A plan to strengthen K-12 education, released earlier this week, sets many ambitious deadlines. By the end of the 2012 legislative session for example, Maine Education Commissioner Stephen Bowen wants lawmakers to agree on tough expectations that Maine teachers must meet to be considered effective in the classroom.
He's also calling for statewide standards for evaluation programs, in large part, to guide local school districts, as they develop their own systems for grading their teachers performance. But figuring out exactly what a tough, but fair, teacher evaluation should look like isn't always easy.
It's a challenge that started to get more attention three years ago, when the federal government set up this competition called Race to the Top. States could vie for more than $4 billion in education money from the Recovery Act. But they had to submit applications, laying out in exacting detail their strategies for doing everything from turning around failing schools to improving classroom teaching through better training and evaluations.
Maine's application was rejected. "And the place where we got hammered in the scoring was around that teacher and leader piece," says Stephen Bowen, the state's Education Commissioner.

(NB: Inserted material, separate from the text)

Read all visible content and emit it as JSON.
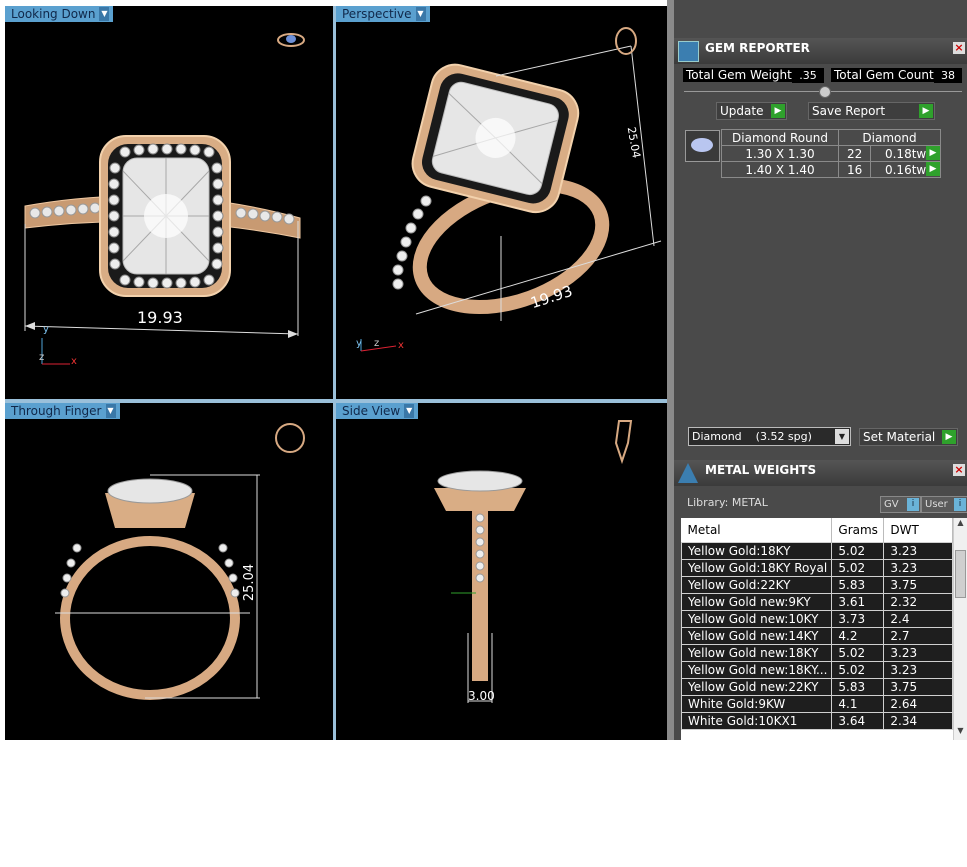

Winning states had some innovative ideas on training and evaluation. But many states, like Maine, were told they had a long way to go. Bowen says Race to the Top helped start a conversation. "States all over the country and the feds are looking at what works--effective classroom practices and using new types of evaluation systems and data systems," he says.